The Revolution Anchor equips you with up to 42 possible anchor points for Slastix resistance bands. At full construction, the anchor is 46 inches high—21 inches from the base—and 34 inches wide to be able to fit through most doorways. The structure weighs a total of 60 pounds without added weights.
To steady the Revolution Anchor, you can add up to 9 plates in the base to hold it down. This will make it possible for the anchor to hold steady whether you’re doing light exercise like pilates or opting for intense training with battle ropes or plyometrics. The anchor points are available from low- to mid-height to alter your line of pull.
To set up the Revolution Anchor:
- Lay out and account for all pieces in the structure: one (1) top ring, one (1) bottom ring, one (1) center anchor pole, six (6) 3-rung miniature Spine anchors, two (2) 8-point stationary anchors, and one (1) swiveling 8-point top anchor. Some small components are also included.
- Loosen the screws on each clamp around the circumference of each ring.
- The difference between the bottom and the top ring is that the top ring also has a clamp in the center of it along with the ones around it. Loosen this screw as well.

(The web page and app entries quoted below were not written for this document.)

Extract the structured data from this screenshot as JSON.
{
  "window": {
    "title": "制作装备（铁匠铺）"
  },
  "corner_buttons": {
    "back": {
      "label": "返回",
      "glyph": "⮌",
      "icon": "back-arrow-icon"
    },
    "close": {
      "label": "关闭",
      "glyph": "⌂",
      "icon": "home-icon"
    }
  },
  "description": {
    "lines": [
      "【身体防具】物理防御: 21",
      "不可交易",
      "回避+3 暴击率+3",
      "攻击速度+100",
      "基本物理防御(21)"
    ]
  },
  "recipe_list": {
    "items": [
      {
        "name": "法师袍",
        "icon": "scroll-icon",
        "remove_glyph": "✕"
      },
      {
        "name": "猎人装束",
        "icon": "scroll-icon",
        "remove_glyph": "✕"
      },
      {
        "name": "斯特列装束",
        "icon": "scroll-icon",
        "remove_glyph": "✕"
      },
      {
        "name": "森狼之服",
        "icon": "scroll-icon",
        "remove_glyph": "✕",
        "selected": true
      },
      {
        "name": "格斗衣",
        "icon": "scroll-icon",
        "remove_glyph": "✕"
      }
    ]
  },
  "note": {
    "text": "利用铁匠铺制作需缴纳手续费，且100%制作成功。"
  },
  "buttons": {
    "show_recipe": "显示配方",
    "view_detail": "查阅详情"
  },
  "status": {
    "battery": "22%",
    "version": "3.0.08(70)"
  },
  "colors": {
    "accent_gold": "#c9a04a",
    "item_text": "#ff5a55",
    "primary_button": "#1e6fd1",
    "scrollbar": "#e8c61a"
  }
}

- Lay the bottom ring flat on the ground with the holes facing up, and place each of the six miniature Spines into each hole with the anchor rings facing outward.
- Take the top ring and secure it onto the Spines by pushing each Spine shaft through a corresponding hole.
- Make sure when placing the top ring that the crossbar is aligned parallel to the crossbar on the bottom ring.
- Using the Allen wrench supplied to you in the setup, tighten the clasps on the top and bottom for each Spine.
- Ensure that each clasp is tightened at an equal height.
- With the main body set up, take the center pole and two washers, one standard size and one thin one. On the end with a narrow point sticking out, place the stand washer on first, followed by the thin washer.
- Place the swiveling anchor on top of both washers, then secure it by adding the second standard washer, then tightening on the black bolt.
- To ensure your swiveling anchor can move freely, once you’ve fully tightened the bolt, loosen it roughly two full rotations to take the pressure off the swivel.
- Take your two stationary anchor rings and loosen the clasps on each, then slide them up the pole from the bottom. Once in place, tighten the clasps with the Allen wrench.
- When doing this step, note that the clasps are meant to be on the bottom side of the anchor ring when attaching to the pole.
- Once on the pole, the stationary rings and the swivel ring should be roughly 8-10 inches apart from each other.
- Both the base and pole of the Revolution Anchor are now assembled. Prior to combining the two, weigh down the anchor by placing weight plates of your own supply and choosing in the center of the base, aligning the middle of each plate with the center clasp on the bottom ring.
- With the plates in place, take the center pole with your multi-point anchors and slide it from the top through the hole in the top crossbar, and nestle it into the center of the plates and the bottom crossbar.
- Use the Allen wrench to tighten the clasp on the top crossbar around the center pole until it is locked in place.
- Give one last check on each clasp with the Allen wrench over the whole structure to ensure that it’s as tight as it should be, and then you’re done.
The main thing that separates the Revolution Anchor from other anchor types is just how many people can get in on the action at once. The multi-point anchoring system comfortably allows up to eight users at once.
How does that work in practice? The Revolution Anchor serves as the centerpoint of your fitness space with your workout partners and clients all around it. Don’t worry about hogging your space for other exercises later on since removing it is just a matter of tipping it over and rolling it away.
With a full workout group of six or more people, your clients and fitness partners will work as a team to move together. Using the swiveling anchor ring, users can add more range of motion by circling the Revolution Anchor as a group.
When you have multiple users working together on the Revolution Anchor, it’s best to have the users do their exercises together. Unified movements in sync with other users will keep the Revolution Anchor the most balanced as it resists tension from opposite directions.